In 1997, he slipped back into Uri, and told Halima to get ready for a trip across the LoC.
“We walked for two days to cross into Pakistani Kashmir,” a frail looking Halima recalls.
Three years later, he was killed while leading a team of militants into Uri, leaving Halima alone to fend for herself and two children in a strange city.
She now lives off the usual government stipend for war widows of about $150 and the $30 a month salary she receives from a local school where she works as a cleaner.
I ask her if the war is worth revisiting.
“The war has given us nothing. It has just taken away the men,” she says with a flat face, without a tear in her eyes.
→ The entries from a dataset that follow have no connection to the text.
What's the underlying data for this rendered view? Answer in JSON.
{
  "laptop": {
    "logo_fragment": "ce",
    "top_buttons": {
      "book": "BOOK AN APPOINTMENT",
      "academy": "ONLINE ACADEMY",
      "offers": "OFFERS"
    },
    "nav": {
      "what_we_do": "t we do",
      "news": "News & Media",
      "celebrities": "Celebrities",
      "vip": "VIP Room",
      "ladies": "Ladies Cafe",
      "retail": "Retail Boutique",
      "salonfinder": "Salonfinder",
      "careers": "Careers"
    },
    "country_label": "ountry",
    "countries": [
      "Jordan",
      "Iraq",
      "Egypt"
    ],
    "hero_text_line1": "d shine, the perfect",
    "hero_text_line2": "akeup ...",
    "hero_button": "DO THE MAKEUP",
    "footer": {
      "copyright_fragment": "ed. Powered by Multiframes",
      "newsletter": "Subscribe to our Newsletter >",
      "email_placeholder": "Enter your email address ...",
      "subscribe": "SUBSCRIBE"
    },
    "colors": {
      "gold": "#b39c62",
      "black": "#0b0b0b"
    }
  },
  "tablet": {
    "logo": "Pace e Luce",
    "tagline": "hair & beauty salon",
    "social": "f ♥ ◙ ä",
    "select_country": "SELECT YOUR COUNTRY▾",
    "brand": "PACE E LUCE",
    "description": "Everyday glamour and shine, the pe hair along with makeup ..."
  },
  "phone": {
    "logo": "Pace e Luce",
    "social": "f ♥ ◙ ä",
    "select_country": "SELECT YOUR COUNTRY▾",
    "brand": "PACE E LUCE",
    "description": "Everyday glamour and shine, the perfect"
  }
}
So who launched a couple of recent attacks along the LoC in which a number of militants and Indian soldiers were killed?
According to an informed member of a major Kashmiri jihadist group, that was the work of the Lashkar-e-Taiba group which is made up of Pakistani fighters rather than Kashmiris.
Such analysis is shared by Arif Bahar, a Muzaffarabad-based Kashmiri analyst, who says there are now indications Pakistan may want to escalate tensions in Kashmir, but only in a controlled manner, using non-Kashmiri groups.
This is causing frustration among stranded Kashmiri fighters.
“It is Pakistan’s moral and legal responsibility to support us in our struggle to return to our homes with dignity and freedom,” says Uzair Ghazali, a former militant who campaigns for the resumption of jihad in Kashmir.
But oblivious to this longing for home among former fighters, their children are looking to a new future in Muzaffarabad – and Pakistan.
And they are helped in this by a number of good quality schools that charge hefty fees from the children of affluent locals in order to fund free education for those who have lost one or both parents to the war or natural disasters.
Asad Mir, 16, is a 10th grade student at Sawera (Dawn) Model School, a well-regarded English-medium public school in the upscale Shaukat Lines neighbourhood of Muzaffarabad.
His sister also studies at the same school, while his elder brother works as a salesman at a general store.
The family lives off the meagre government pay-outs, but he looks neat, confident and relaxed – thanks to free education and free transport to school that is provided for him and his sister from their home in a refugee camp.
“I love maths. I want to be an engineer,” he says, with a determined look in his eyes.
His father was from Baramulla, and was killed during a militant operation in that area.
“I was just three years old then. My sister was one. They say the [Islamic Front] organisation’s vehicle came to pick him up from our home at the camp, and he never came back. My mum says his body was never found.”
Asad says he has no interest in the war, not only because it took away his father, but also because he does not want to go to his father’s home and village across the border.
“I don’t know anyone in Baramulla. Mum says Muzaffarabad is our home now. I think she’s right.”
None of the former militants interviewed for this piece wished to be photographed.
Reproduced from the BBC